To prepare for Welcome Back Sunday, invitations have been sent out to our neighbors, our website has been redesigned, a welcome breakfast has been planned, a full line-up for the fall is all set, and in general we are hyping up parishioners to get back into the swing of the program year. We have been sharing videos about Welcome Back Sunday – my personal favorite being this one. But despite the fact that I am energized and excited about what this program year has to offer, I am aware that for many, Church is still an experience that many keep at arm’s length. Perhaps you never grew up in a church setting, perhaps you began to feel unwelcome in church, or maybe the Church has actively hurt or disenfranchised you. Whatever the reason, for many Church is seen as an irrelevant experience to your everyday lives.
For those who have been hurt, I completely understand why you keep your distance. Having been severely judged by someone who claimed to love the Lord, I understand why you would keep up your guard and be suspicious of any church enthusiasts like myself. But I must say, there is a part of me that aches to share the joy, love, and sense of wholeness I have found through the Church. Yes, the Church is flawed, and full of sinful people, but at its very best, the Church is a place where people can vulnerably step forward with their struggles with God and be invited along a spiritual journey in the context of a community of seekers. I think that is why my heart aches when I hear songs like Macklemore’s “Same Love.” In it, he sings about the ways that Church has deeply wounded our gay and lesbian brothers and sisters. His words make me want cry out to the world that the Church has another way of being too – a way of love.
So this week, if you find yourself without a Church home, without a place to ask the hard questions about God, or without a community who lets you be you in the journey, come to Church. If you are in Plainview, I hope that Church will be St. Margaret’s. But if not, I hope you will look for a Church that lives into what Jesus dreamed of for the Church – a community of faith living the way of love.

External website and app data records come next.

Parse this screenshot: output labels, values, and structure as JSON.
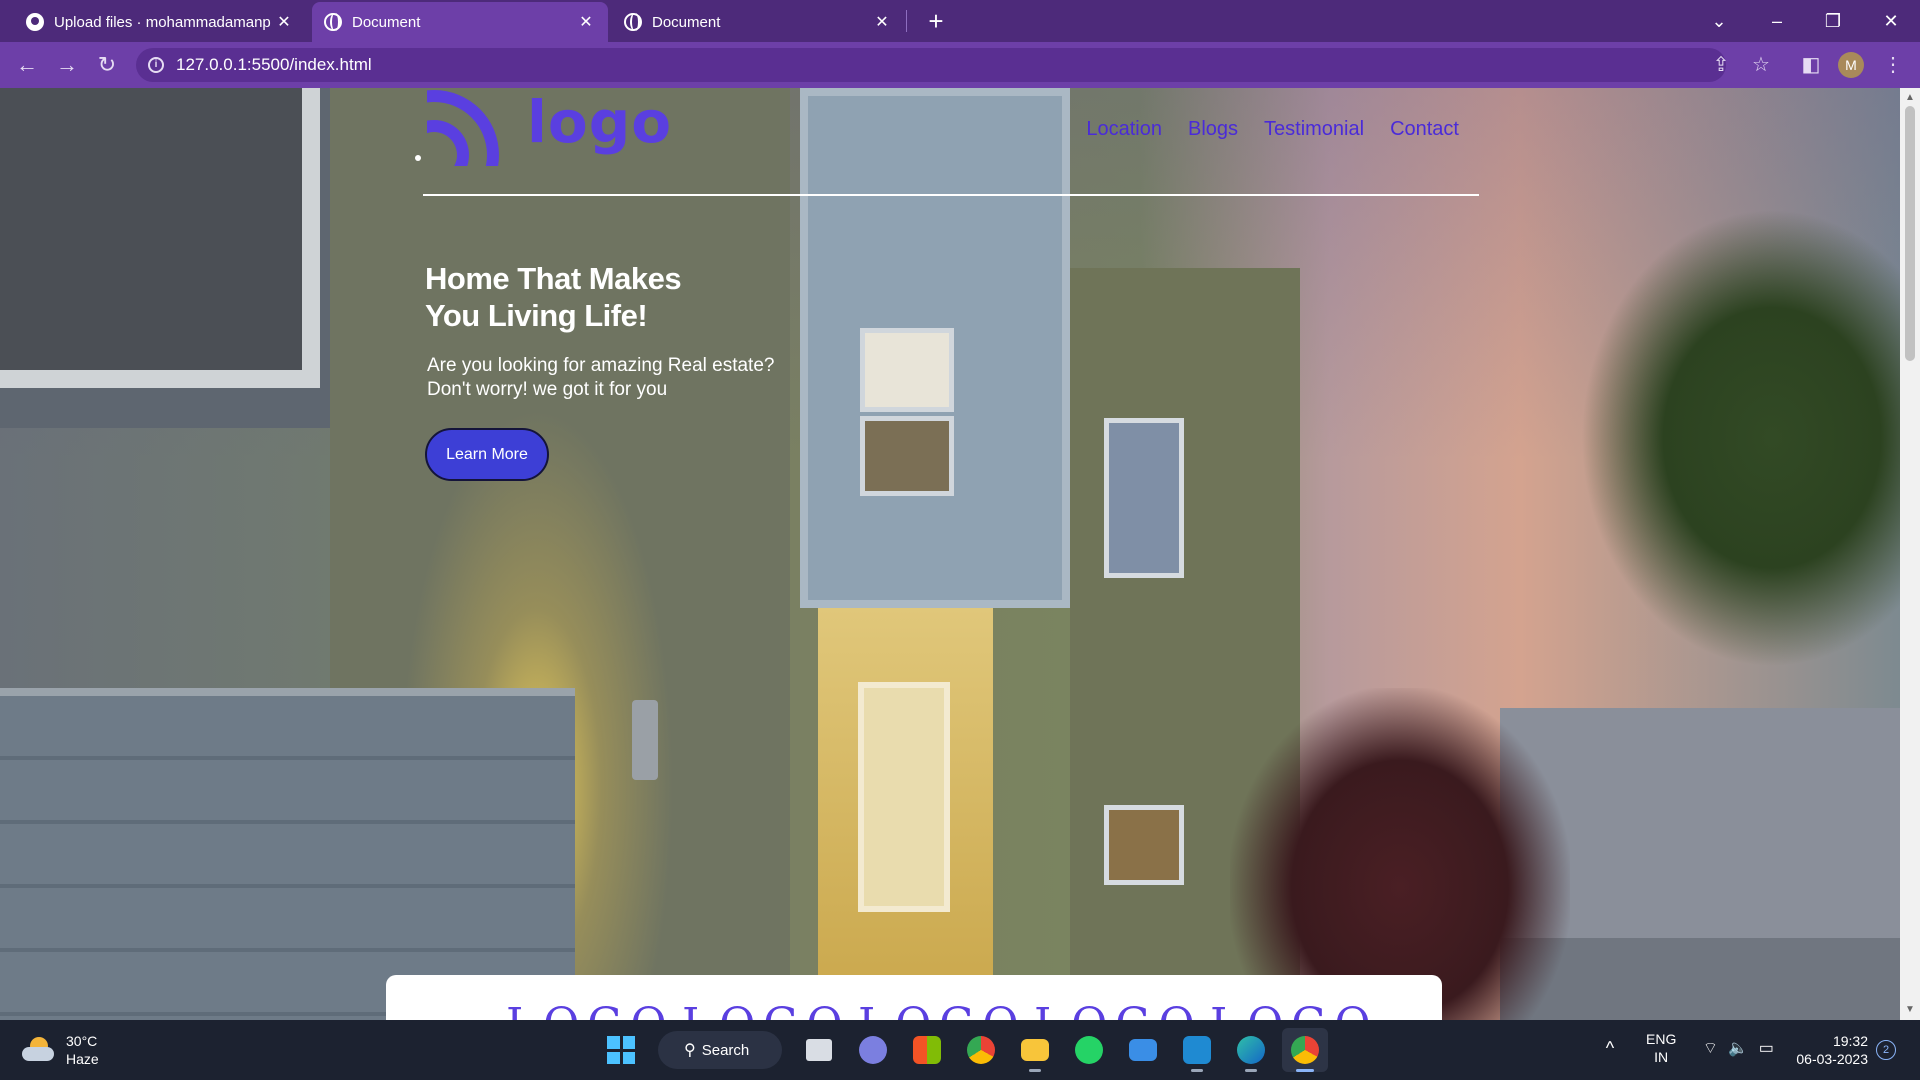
{
  "browser": {
    "tabs": [
      {
        "title": "Upload files · mohammadamanp",
        "close": "✕",
        "icon": "github-icon"
      },
      {
        "title": "Document",
        "close": "✕",
        "icon": "globe-icon"
      },
      {
        "title": "Document",
        "close": "✕",
        "icon": "globe-icon"
      }
    ],
    "new_tab": "+",
    "url": "127.0.0.1:5500/index.html",
    "profile_initial": "M",
    "window_controls": {
      "tab_search": "⌄",
      "minimize": "–",
      "restore": "❐",
      "close": "✕"
    },
    "toolbar_icons": {
      "back": "←",
      "forward": "→",
      "reload": "↻",
      "share": "⇪",
      "bookmark": "☆",
      "side_panel": "◧",
      "menu": "⋮",
      "info": "i"
    }
  },
  "site": {
    "logo_text": "logo",
    "nav": [
      "Location",
      "Blogs",
      "Testimonial",
      "Contact"
    ],
    "hero": {
      "title": "Home That Makes You Living Life!",
      "subtitle": "Are you looking for amazing Real estate? Don't worry! we got it for you",
      "cta": "Learn More"
    },
    "partner_logos": [
      "LOGO",
      "LOGO",
      "LOGO",
      "LOGO",
      "LOGO"
    ],
    "colors": {
      "accent": "#5a3fe0",
      "nav_link": "#4a2bd8",
      "button": "#3d3fd6"
    }
  },
  "taskbar": {
    "weather": {
      "temp": "30°C",
      "condition": "Haze"
    },
    "search_label": "Search",
    "apps": [
      "file-explorer-icon",
      "teams-icon",
      "store-icon",
      "chrome-icon",
      "folder-icon",
      "whatsapp-icon",
      "mail-icon",
      "vscode-icon",
      "edge-icon",
      "chrome-profile-icon"
    ],
    "language": {
      "line1": "ENG",
      "line2": "IN"
    },
    "time": "19:32",
    "date": "06-03-2023",
    "notifications": "2",
    "tray_chevron": "^"
  }
}
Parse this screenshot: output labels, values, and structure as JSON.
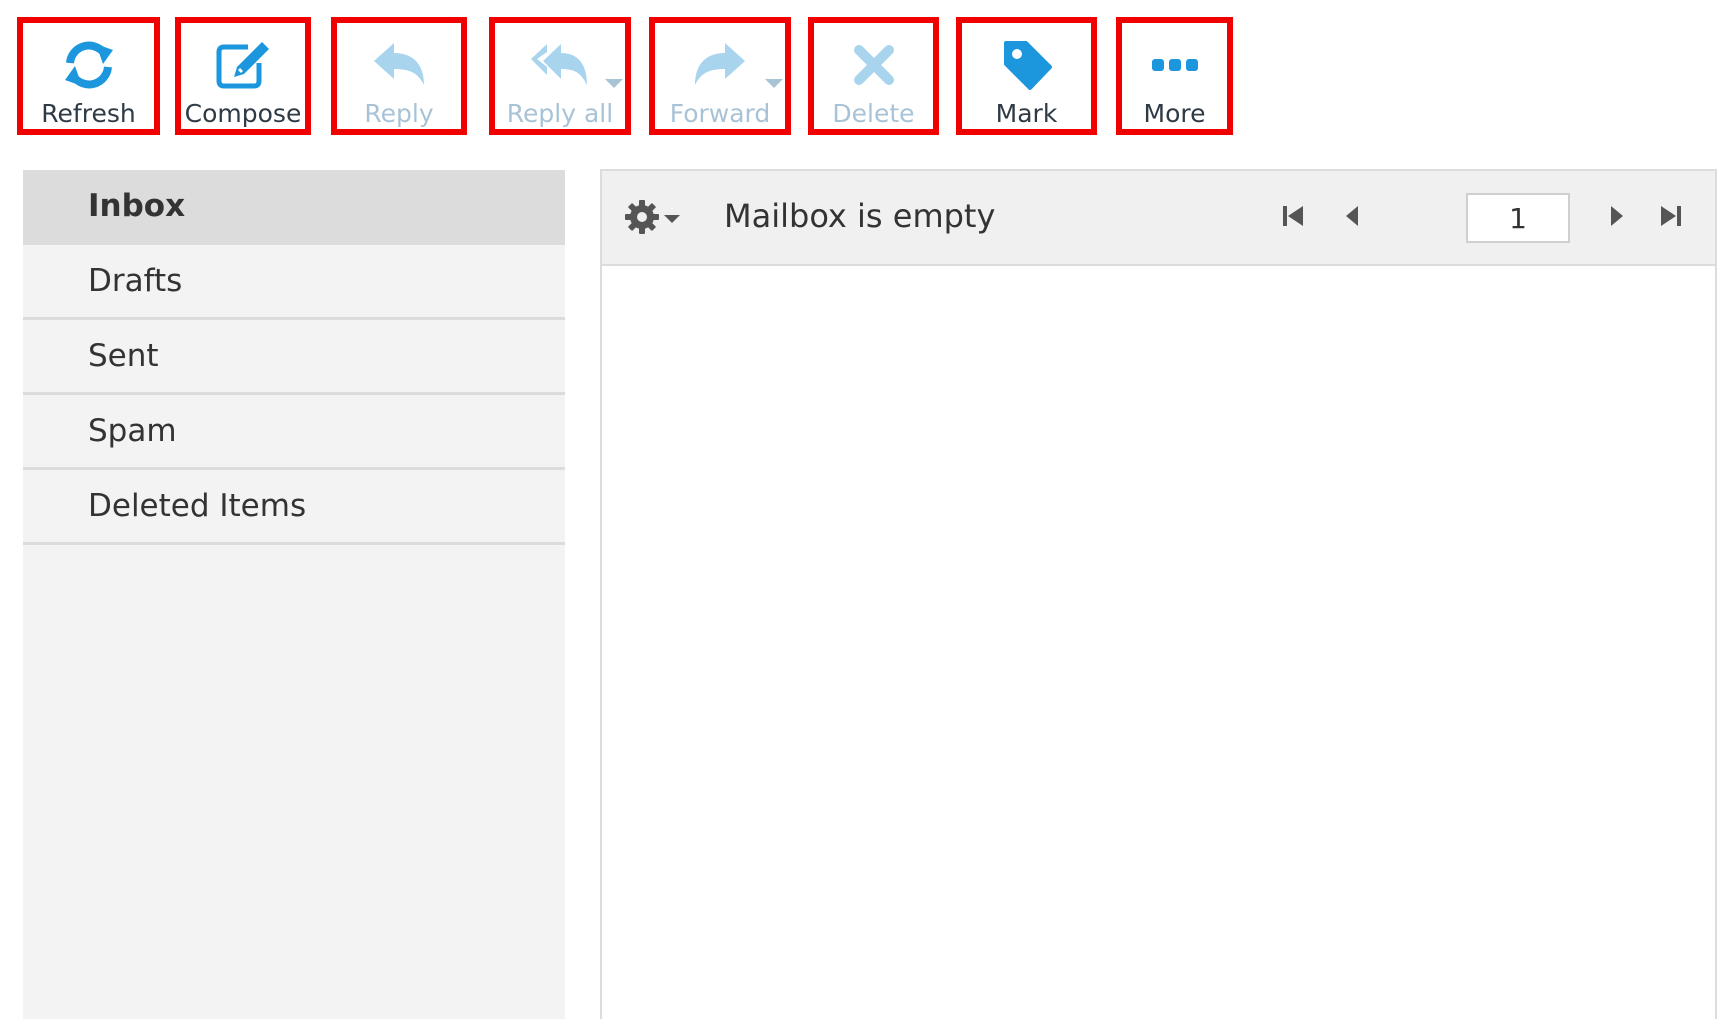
{
  "toolbar": {
    "buttons": [
      {
        "id": "refresh",
        "label": "Refresh",
        "icon": "refresh-icon",
        "enabled": true
      },
      {
        "id": "compose",
        "label": "Compose",
        "icon": "compose-icon",
        "enabled": true
      },
      {
        "id": "reply",
        "label": "Reply",
        "icon": "reply-icon",
        "enabled": false
      },
      {
        "id": "reply-all",
        "label": "Reply all",
        "icon": "reply-all-icon",
        "enabled": false
      },
      {
        "id": "forward",
        "label": "Forward",
        "icon": "forward-icon",
        "enabled": false
      },
      {
        "id": "delete",
        "label": "Delete",
        "icon": "delete-icon",
        "enabled": false
      },
      {
        "id": "mark",
        "label": "Mark",
        "icon": "tag-icon",
        "enabled": true
      },
      {
        "id": "more",
        "label": "More",
        "icon": "more-icon",
        "enabled": true
      }
    ]
  },
  "sidebar": {
    "folders": [
      {
        "label": "Inbox",
        "active": true
      },
      {
        "label": "Drafts",
        "active": false
      },
      {
        "label": "Sent",
        "active": false
      },
      {
        "label": "Spam",
        "active": false
      },
      {
        "label": "Deleted Items",
        "active": false
      }
    ]
  },
  "mail_list": {
    "status": "Mailbox is empty",
    "page_value": "1",
    "icons": {
      "settings": "gear-icon",
      "first": "first-page-icon",
      "prev": "prev-page-icon",
      "next": "next-page-icon",
      "last": "last-page-icon"
    }
  },
  "colors": {
    "accent": "#1c96dd",
    "disabled": "#a9c3d6",
    "highlight_border": "#f10000",
    "sidebar_bg": "#f3f3f3",
    "active_folder_bg": "#dcdcdc"
  }
}
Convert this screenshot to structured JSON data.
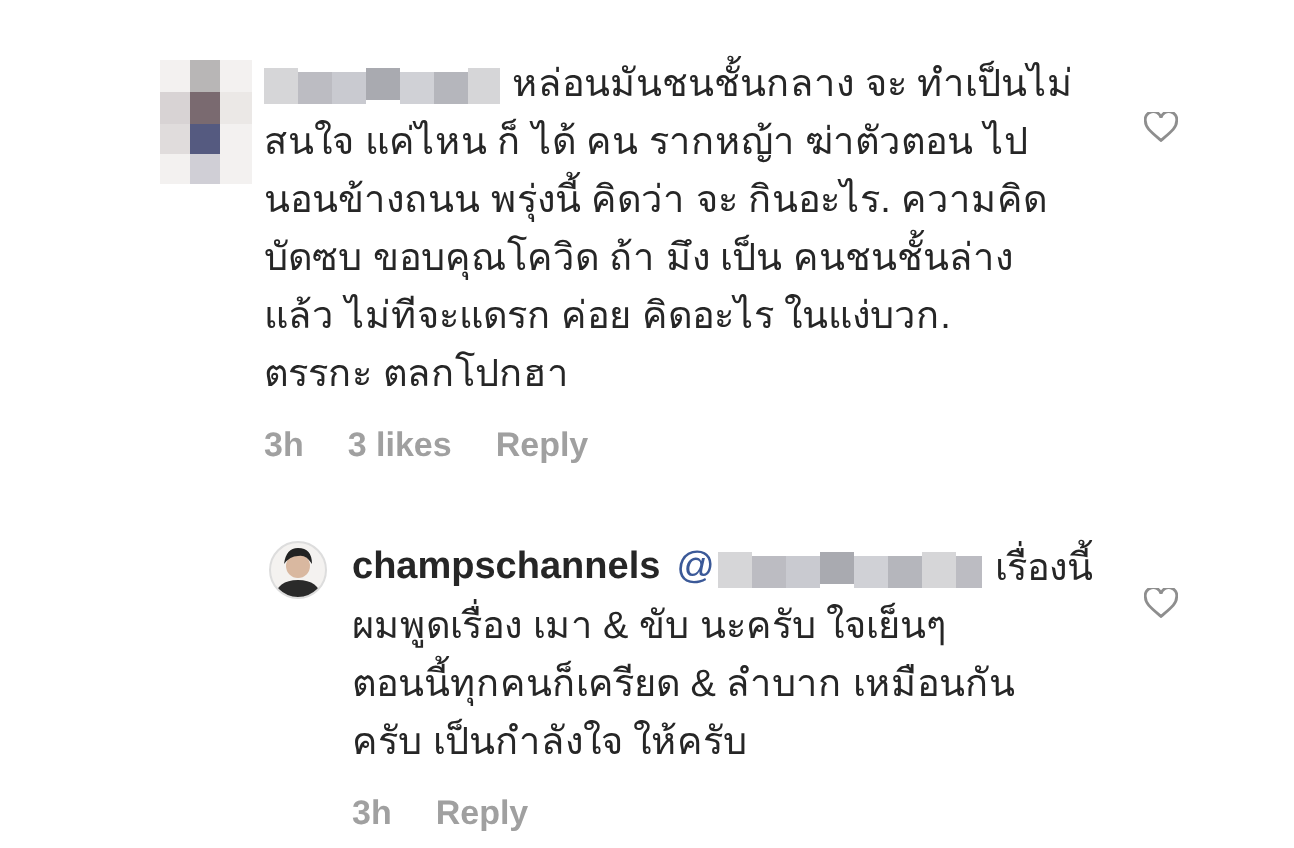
{
  "comments": [
    {
      "kind": "comment",
      "first_line": "หล่อนมันชนชั้นกลาง จะ ทำเป็นไม่",
      "text": "สนใจ แค่ไหน ก็ ได้ คน รากหญ้า ฆ่าตัวตอน ไป\nนอนข้างถนน พรุ่งนี้ คิดว่า จะ กินอะไร. ความคิด\nบัดซบ  ขอบคุณโควิด ถ้า มึง เป็น คนชนชั้นล่าง\nแล้ว ไม่ทีจะแดรก ค่อย คิดอะไร ในแง่บวก.\nตรรกะ ตลกโปกฮา",
      "time": "3h",
      "likes": "3 likes",
      "reply": "Reply",
      "liked": false
    },
    {
      "kind": "reply",
      "username": "champschannels",
      "mention": "@",
      "first_line": "เรื่องนี้",
      "text": "ผมพูดเรื่อง เมา & ขับ นะครับ ใจเย็นๆ\nตอนนี้ทุกคนก็เครียด & ลำบาก เหมือนกัน\nครับ เป็นกำลังใจ ให้ครับ",
      "time": "3h",
      "reply": "Reply",
      "liked": false
    }
  ]
}
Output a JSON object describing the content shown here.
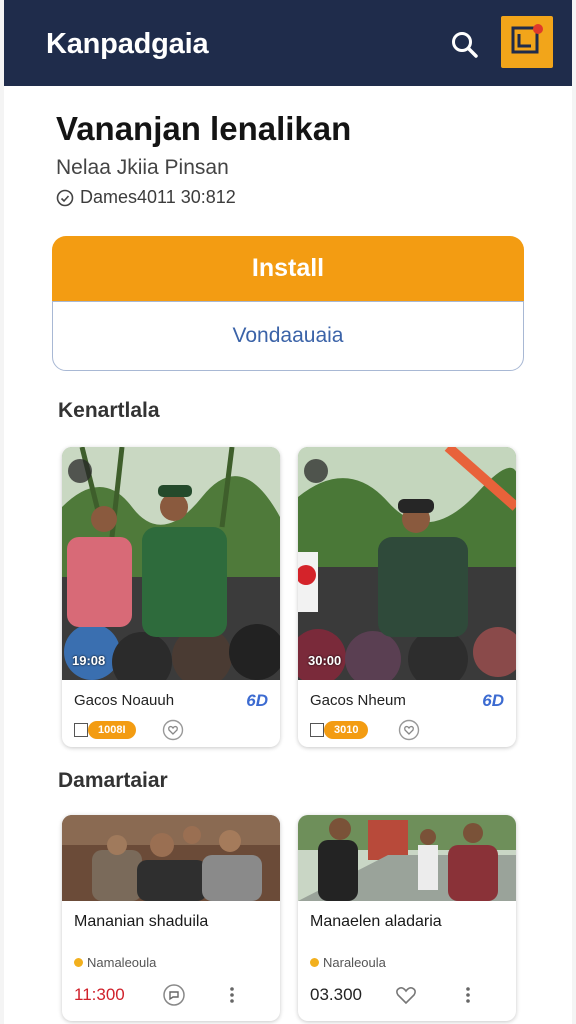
{
  "header": {
    "brand": "Kanpadgaia",
    "search_icon": "search-icon",
    "menu_icon": "menu-icon"
  },
  "hero": {
    "title": "Vananjan lenalikan",
    "subtitle": "Nelaa Jkiia Pinsan",
    "meta": "Dames4011  30:812"
  },
  "actions": {
    "install": "Install",
    "secondary": "Vondaauaia"
  },
  "section1": {
    "title": "Kenartlala",
    "cards": [
      {
        "title": "Gacos Noauuh",
        "duration": "19:08",
        "badge": "6D",
        "pill": "1008I"
      },
      {
        "title": "Gacos Nheum",
        "duration": "30:00",
        "badge": "6D",
        "pill": "3010"
      }
    ]
  },
  "section2": {
    "title": "Damartaiar",
    "cards": [
      {
        "title": "Mananian shaduila",
        "author": "Namaleoula",
        "price": "11:300"
      },
      {
        "title": "Manaelen aladaria",
        "author": "Naraleoula",
        "price": "03.300"
      }
    ]
  },
  "colors": {
    "header_bg": "#1f2c4b",
    "accent": "#f39c12",
    "link_blue": "#3b63a8",
    "price_red": "#d0212b"
  }
}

Whether it has been a week since you have been to church, years, or you have never been to church, I say to you, “Welcome Back.”